→ Dataset records
'''
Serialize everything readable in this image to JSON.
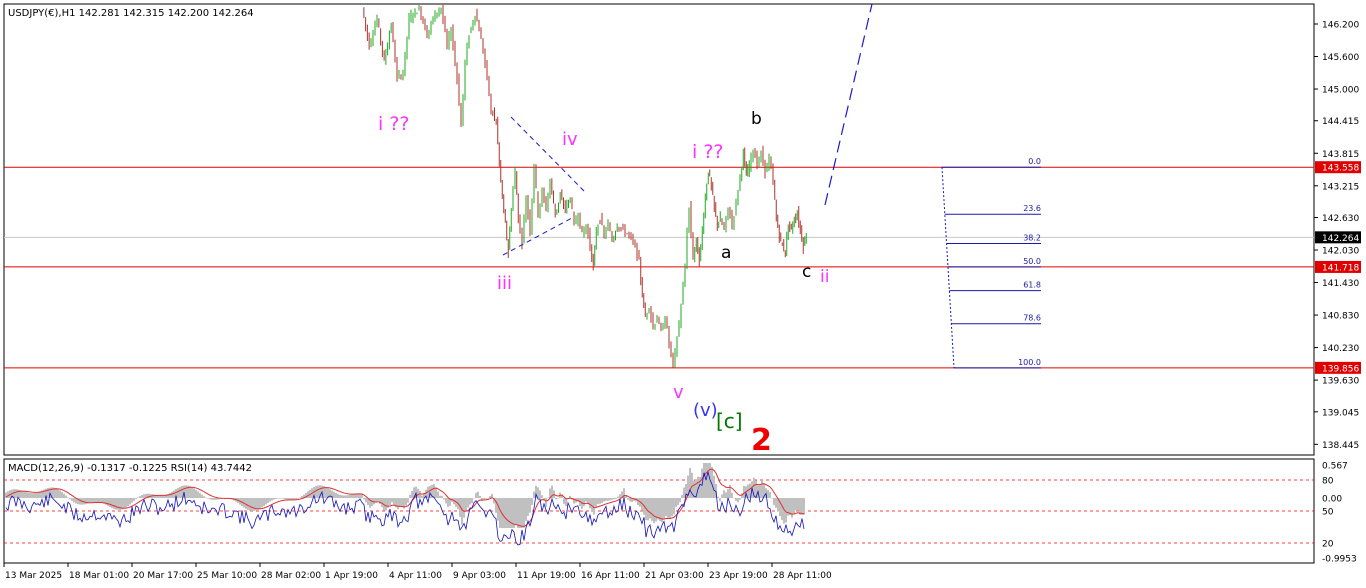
{
  "header": {
    "symbol_line": "USDJPY(€),H1  142.281 142.315 142.200 142.264",
    "indicator_line": "MACD(12,26,9) -0.1317 -0.1225 RSI(14) 43.7442"
  },
  "chart_data": {
    "type": "line",
    "title": "USDJPY(€),H1",
    "ohlc_current": {
      "open": 142.281,
      "high": 142.315,
      "low": 142.2,
      "close": 142.264
    },
    "price_axis": {
      "ylim": [
        138.445,
        146.5
      ],
      "ticks": [
        "146.200",
        "145.600",
        "145.000",
        "144.415",
        "143.815",
        "143.215",
        "142.630",
        "142.030",
        "141.430",
        "140.830",
        "140.230",
        "139.630",
        "139.045",
        "138.445"
      ]
    },
    "time_axis": {
      "ticks": [
        "13 Mar 2025",
        "18 Mar 01:00",
        "20 Mar 17:00",
        "25 Mar 10:00",
        "28 Mar 02:00",
        "1 Apr 19:00",
        "4 Apr 11:00",
        "9 Apr 03:00",
        "11 Apr 19:00",
        "16 Apr 11:00",
        "21 Apr 03:00",
        "23 Apr 19:00",
        "28 Apr 11:00"
      ]
    },
    "price_path": [
      [
        363,
        146.5
      ],
      [
        370,
        145.8
      ],
      [
        378,
        146.3
      ],
      [
        385,
        145.5
      ],
      [
        392,
        146.2
      ],
      [
        398,
        145.2
      ],
      [
        404,
        145.3
      ],
      [
        410,
        146.3
      ],
      [
        420,
        146.5
      ],
      [
        428,
        146.0
      ],
      [
        436,
        146.4
      ],
      [
        442,
        146.5
      ],
      [
        448,
        145.8
      ],
      [
        452,
        146.1
      ],
      [
        458,
        145.2
      ],
      [
        462,
        144.3
      ],
      [
        466,
        145.5
      ],
      [
        470,
        146.0
      ],
      [
        476,
        146.4
      ],
      [
        480,
        146.1
      ],
      [
        484,
        145.7
      ],
      [
        488,
        145.2
      ],
      [
        492,
        144.6
      ],
      [
        497,
        144.4
      ],
      [
        500,
        143.6
      ],
      [
        503,
        143.0
      ],
      [
        506,
        142.5
      ],
      [
        509,
        142.0
      ],
      [
        512,
        142.8
      ],
      [
        516,
        143.5
      ],
      [
        519,
        142.6
      ],
      [
        523,
        142.2
      ],
      [
        527,
        143.0
      ],
      [
        531,
        142.4
      ],
      [
        535,
        143.6
      ],
      [
        539,
        142.7
      ],
      [
        543,
        143.1
      ],
      [
        547,
        142.8
      ],
      [
        551,
        143.3
      ],
      [
        556,
        142.7
      ],
      [
        561,
        143.0
      ],
      [
        566,
        142.8
      ],
      [
        571,
        143.0
      ],
      [
        575,
        142.5
      ],
      [
        579,
        142.7
      ],
      [
        583,
        142.3
      ],
      [
        587,
        142.5
      ],
      [
        591,
        142.1
      ],
      [
        594,
        141.7
      ],
      [
        597,
        142.4
      ],
      [
        601,
        142.6
      ],
      [
        605,
        142.3
      ],
      [
        609,
        142.5
      ],
      [
        613,
        142.2
      ],
      [
        618,
        142.5
      ],
      [
        624,
        142.4
      ],
      [
        630,
        142.3
      ],
      [
        636,
        142.1
      ],
      [
        640,
        141.8
      ],
      [
        643,
        141.2
      ],
      [
        646,
        140.8
      ],
      [
        650,
        141.0
      ],
      [
        654,
        140.6
      ],
      [
        658,
        140.8
      ],
      [
        662,
        140.5
      ],
      [
        666,
        140.8
      ],
      [
        670,
        140.3
      ],
      [
        674,
        139.9
      ],
      [
        678,
        140.4
      ],
      [
        682,
        141.0
      ],
      [
        686,
        141.7
      ],
      [
        688,
        142.4
      ],
      [
        690,
        142.8
      ],
      [
        692,
        142.3
      ],
      [
        694,
        141.9
      ],
      [
        697,
        142.2
      ],
      [
        700,
        141.8
      ],
      [
        703,
        142.4
      ],
      [
        706,
        143.0
      ],
      [
        709,
        143.5
      ],
      [
        712,
        143.2
      ],
      [
        715,
        142.8
      ],
      [
        718,
        142.5
      ],
      [
        721,
        142.6
      ],
      [
        725,
        142.4
      ],
      [
        729,
        142.8
      ],
      [
        733,
        142.5
      ],
      [
        737,
        142.9
      ],
      [
        741,
        143.4
      ],
      [
        744,
        143.8
      ],
      [
        747,
        143.4
      ],
      [
        750,
        143.6
      ],
      [
        754,
        143.9
      ],
      [
        758,
        143.6
      ],
      [
        762,
        143.8
      ],
      [
        766,
        143.5
      ],
      [
        770,
        143.7
      ],
      [
        774,
        143.3
      ],
      [
        777,
        142.6
      ],
      [
        780,
        142.3
      ],
      [
        783,
        142.1
      ],
      [
        786,
        142.0
      ],
      [
        789,
        142.5
      ],
      [
        792,
        142.4
      ],
      [
        795,
        142.6
      ],
      [
        798,
        142.7
      ],
      [
        801,
        142.4
      ],
      [
        804,
        142.1
      ],
      [
        807,
        142.3
      ]
    ],
    "horizontal_levels": [
      {
        "price": 143.558,
        "label": "143.558",
        "color": "#e00000"
      },
      {
        "price": 141.718,
        "label": "141.718",
        "color": "#e00000"
      },
      {
        "price": 139.856,
        "label": "139.856",
        "color": "#e00000"
      },
      {
        "price": 142.264,
        "label": "142.264",
        "color": "#000000"
      }
    ],
    "fibonacci": {
      "levels": [
        {
          "pct": "0.0",
          "price": 143.558
        },
        {
          "pct": "23.6",
          "price": 142.69
        },
        {
          "pct": "38.2",
          "price": 142.15
        },
        {
          "pct": "50.0",
          "price": 141.718
        },
        {
          "pct": "61.8",
          "price": 141.28
        },
        {
          "pct": "78.6",
          "price": 140.67
        },
        {
          "pct": "100.0",
          "price": 139.856
        }
      ],
      "color": "#1a1aa6"
    },
    "wave_labels": [
      {
        "text": "i ??",
        "color": "#ff33ff"
      },
      {
        "text": "iii",
        "color": "#ff33ff"
      },
      {
        "text": "iv",
        "color": "#ff33ff"
      },
      {
        "text": "v",
        "color": "#ff33ff"
      },
      {
        "text": "(v)",
        "color": "#3333ff"
      },
      {
        "text": "[c]",
        "color": "#007a00"
      },
      {
        "text": "2",
        "color": "#ee0000"
      },
      {
        "text": "i ??",
        "color": "#ff33ff"
      },
      {
        "text": "a",
        "color": "#000000"
      },
      {
        "text": "b",
        "color": "#000000"
      },
      {
        "text": "c",
        "color": "#000000"
      },
      {
        "text": "ii",
        "color": "#ff33ff"
      }
    ],
    "indicator_axis": {
      "ticks": [
        "0.567",
        "80",
        "0.00",
        "50",
        "20",
        "-0.9953"
      ]
    },
    "colors": {
      "bull_candle": "#1fa81f",
      "bear_candle": "#b0302a",
      "macd_histogram": "#c0c0c0",
      "macd_signal": "#e03030",
      "rsi": "#1010c0",
      "level_line": "#e00000",
      "projection": "#1a1ad0"
    }
  }
}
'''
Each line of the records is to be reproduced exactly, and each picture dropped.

→ Reply
Serialize everything readable in this image to JSON.
{
  "header": {
    "symbol_line": "USDJPY(€),H1  142.281 142.315 142.200 142.264",
    "indicator_line": "MACD(12,26,9) -0.1317 -0.1225 RSI(14) 43.7442"
  },
  "chart_data": {
    "type": "line",
    "title": "USDJPY(€),H1",
    "ohlc_current": {
      "open": 142.281,
      "high": 142.315,
      "low": 142.2,
      "close": 142.264
    },
    "price_axis": {
      "ylim": [
        138.445,
        146.5
      ],
      "ticks": [
        "146.200",
        "145.600",
        "145.000",
        "144.415",
        "143.815",
        "143.215",
        "142.630",
        "142.030",
        "141.430",
        "140.830",
        "140.230",
        "139.630",
        "139.045",
        "138.445"
      ]
    },
    "time_axis": {
      "ticks": [
        "13 Mar 2025",
        "18 Mar 01:00",
        "20 Mar 17:00",
        "25 Mar 10:00",
        "28 Mar 02:00",
        "1 Apr 19:00",
        "4 Apr 11:00",
        "9 Apr 03:00",
        "11 Apr 19:00",
        "16 Apr 11:00",
        "21 Apr 03:00",
        "23 Apr 19:00",
        "28 Apr 11:00"
      ]
    },
    "price_path": [
      [
        363,
        146.5
      ],
      [
        370,
        145.8
      ],
      [
        378,
        146.3
      ],
      [
        385,
        145.5
      ],
      [
        392,
        146.2
      ],
      [
        398,
        145.2
      ],
      [
        404,
        145.3
      ],
      [
        410,
        146.3
      ],
      [
        420,
        146.5
      ],
      [
        428,
        146.0
      ],
      [
        436,
        146.4
      ],
      [
        442,
        146.5
      ],
      [
        448,
        145.8
      ],
      [
        452,
        146.1
      ],
      [
        458,
        145.2
      ],
      [
        462,
        144.3
      ],
      [
        466,
        145.5
      ],
      [
        470,
        146.0
      ],
      [
        476,
        146.4
      ],
      [
        480,
        146.1
      ],
      [
        484,
        145.7
      ],
      [
        488,
        145.2
      ],
      [
        492,
        144.6
      ],
      [
        497,
        144.4
      ],
      [
        500,
        143.6
      ],
      [
        503,
        143.0
      ],
      [
        506,
        142.5
      ],
      [
        509,
        142.0
      ],
      [
        512,
        142.8
      ],
      [
        516,
        143.5
      ],
      [
        519,
        142.6
      ],
      [
        523,
        142.2
      ],
      [
        527,
        143.0
      ],
      [
        531,
        142.4
      ],
      [
        535,
        143.6
      ],
      [
        539,
        142.7
      ],
      [
        543,
        143.1
      ],
      [
        547,
        142.8
      ],
      [
        551,
        143.3
      ],
      [
        556,
        142.7
      ],
      [
        561,
        143.0
      ],
      [
        566,
        142.8
      ],
      [
        571,
        143.0
      ],
      [
        575,
        142.5
      ],
      [
        579,
        142.7
      ],
      [
        583,
        142.3
      ],
      [
        587,
        142.5
      ],
      [
        591,
        142.1
      ],
      [
        594,
        141.7
      ],
      [
        597,
        142.4
      ],
      [
        601,
        142.6
      ],
      [
        605,
        142.3
      ],
      [
        609,
        142.5
      ],
      [
        613,
        142.2
      ],
      [
        618,
        142.5
      ],
      [
        624,
        142.4
      ],
      [
        630,
        142.3
      ],
      [
        636,
        142.1
      ],
      [
        640,
        141.8
      ],
      [
        643,
        141.2
      ],
      [
        646,
        140.8
      ],
      [
        650,
        141.0
      ],
      [
        654,
        140.6
      ],
      [
        658,
        140.8
      ],
      [
        662,
        140.5
      ],
      [
        666,
        140.8
      ],
      [
        670,
        140.3
      ],
      [
        674,
        139.9
      ],
      [
        678,
        140.4
      ],
      [
        682,
        141.0
      ],
      [
        686,
        141.7
      ],
      [
        688,
        142.4
      ],
      [
        690,
        142.8
      ],
      [
        692,
        142.3
      ],
      [
        694,
        141.9
      ],
      [
        697,
        142.2
      ],
      [
        700,
        141.8
      ],
      [
        703,
        142.4
      ],
      [
        706,
        143.0
      ],
      [
        709,
        143.5
      ],
      [
        712,
        143.2
      ],
      [
        715,
        142.8
      ],
      [
        718,
        142.5
      ],
      [
        721,
        142.6
      ],
      [
        725,
        142.4
      ],
      [
        729,
        142.8
      ],
      [
        733,
        142.5
      ],
      [
        737,
        142.9
      ],
      [
        741,
        143.4
      ],
      [
        744,
        143.8
      ],
      [
        747,
        143.4
      ],
      [
        750,
        143.6
      ],
      [
        754,
        143.9
      ],
      [
        758,
        143.6
      ],
      [
        762,
        143.8
      ],
      [
        766,
        143.5
      ],
      [
        770,
        143.7
      ],
      [
        774,
        143.3
      ],
      [
        777,
        142.6
      ],
      [
        780,
        142.3
      ],
      [
        783,
        142.1
      ],
      [
        786,
        142.0
      ],
      [
        789,
        142.5
      ],
      [
        792,
        142.4
      ],
      [
        795,
        142.6
      ],
      [
        798,
        142.7
      ],
      [
        801,
        142.4
      ],
      [
        804,
        142.1
      ],
      [
        807,
        142.3
      ]
    ],
    "horizontal_levels": [
      {
        "price": 143.558,
        "label": "143.558",
        "color": "#e00000"
      },
      {
        "price": 141.718,
        "label": "141.718",
        "color": "#e00000"
      },
      {
        "price": 139.856,
        "label": "139.856",
        "color": "#e00000"
      },
      {
        "price": 142.264,
        "label": "142.264",
        "color": "#000000"
      }
    ],
    "fibonacci": {
      "levels": [
        {
          "pct": "0.0",
          "price": 143.558
        },
        {
          "pct": "23.6",
          "price": 142.69
        },
        {
          "pct": "38.2",
          "price": 142.15
        },
        {
          "pct": "50.0",
          "price": 141.718
        },
        {
          "pct": "61.8",
          "price": 141.28
        },
        {
          "pct": "78.6",
          "price": 140.67
        },
        {
          "pct": "100.0",
          "price": 139.856
        }
      ],
      "color": "#1a1aa6"
    },
    "wave_labels": [
      {
        "text": "i ??",
        "color": "#ff33ff"
      },
      {
        "text": "iii",
        "color": "#ff33ff"
      },
      {
        "text": "iv",
        "color": "#ff33ff"
      },
      {
        "text": "v",
        "color": "#ff33ff"
      },
      {
        "text": "(v)",
        "color": "#3333ff"
      },
      {
        "text": "[c]",
        "color": "#007a00"
      },
      {
        "text": "2",
        "color": "#ee0000"
      },
      {
        "text": "i ??",
        "color": "#ff33ff"
      },
      {
        "text": "a",
        "color": "#000000"
      },
      {
        "text": "b",
        "color": "#000000"
      },
      {
        "text": "c",
        "color": "#000000"
      },
      {
        "text": "ii",
        "color": "#ff33ff"
      }
    ],
    "indicator_axis": {
      "ticks": [
        "0.567",
        "80",
        "0.00",
        "50",
        "20",
        "-0.9953"
      ]
    },
    "colors": {
      "bull_candle": "#1fa81f",
      "bear_candle": "#b0302a",
      "macd_histogram": "#c0c0c0",
      "macd_signal": "#e03030",
      "rsi": "#1010c0",
      "level_line": "#e00000",
      "projection": "#1a1ad0"
    }
  }
}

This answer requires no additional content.